So said the man who produced around 1,000 paintings and over 8,000 drawing during his lifetime. L.S.Lowry (Laurence Stephen in case you were wondering) has long been known for his industrial pictures of Manchester, where he was born and grew up, and specifically the matchstick people who inhabit them.
I have never really been a great fan of his work, possibly because of my own preference for realism or the extreme opposite surrealism. Lowry always struck me as just a little dull at the side of the vivid and imaginative works of so many other artists, such as Dali for example.
Then again, perhaps I was simply put off by the association of his art with the 1978 hit single “Matchstalk Men and Matchstalk Cats and Dogs” by Brian and Michael.

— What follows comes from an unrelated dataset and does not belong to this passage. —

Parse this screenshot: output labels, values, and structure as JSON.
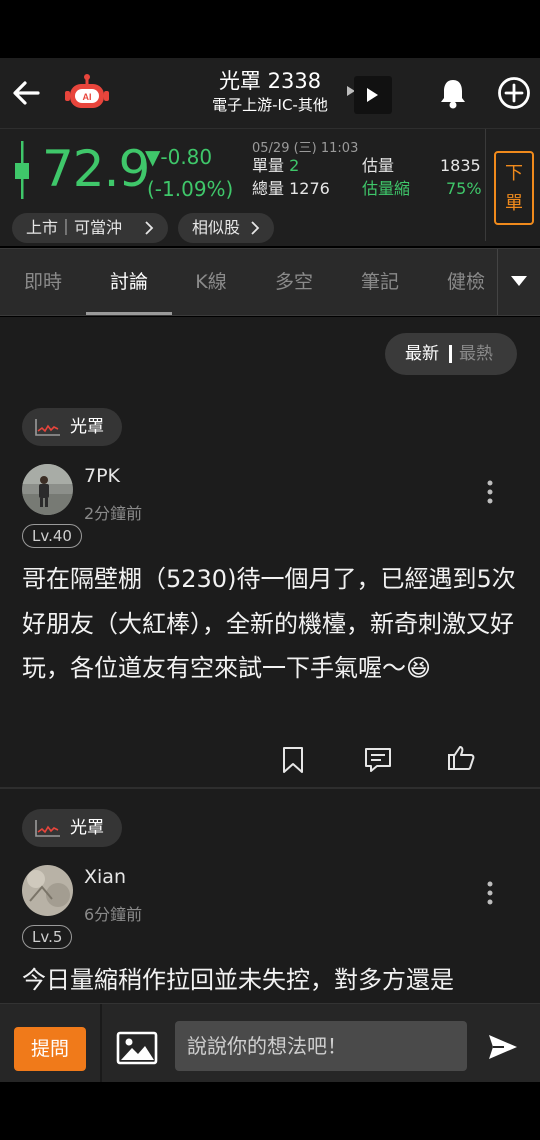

Now, there was a song that seemed to spend an interminable amount of time in the Charts way back then, though strangely the reality is it actually only spent 3 weeks at no.1! Thank goodness they were a one hit wonder!
With the approach of his 125th birthday I thought it would be interesting to revisit my apparent negativity/disinterest. Among the pictures I could track down on line l was taken with this rather strange picture “Gentleman looking at Something (1960). I say “strange” because there is something quite unusual about a picture where the primary source of interest doesn’t appear in the picture…I want to know and can therefore only imagine what the “something” was. Perhaps he was watching an approaching tram, given that he is stood between it’s lines?
Reading a little further I am reminded by the Winsor and Newton site that Lowry used a very limited colour palette throughout all his paintings:
- Ivory Black
- Prussian Blue
- Yellow Ochre
- Flake White
As I start to look more closely at the range of colour he achieves in his paintings I realise just how complicated things have become these days, with a vast array of colour tubes to select from, and very little idea about how some of them have been created! The subtlety and depth of colour achieved with this limited palette really is quite tremendous.
So, I can’t say I feel more excited by the art, but I am persuaded that there is something solid about the approach and something I might learn from that. Indeed, I already have thoughts in mind about painting next with a smaller range of colour on my palette.
In the meantime though – I’ll accept it’s art, think about arranging a trip to the Lowry in Salford, and wish Mr Lowry a happy 125th birthday with a small homage: “Lady looking at Something else.” I will leave you to determine what that something is…..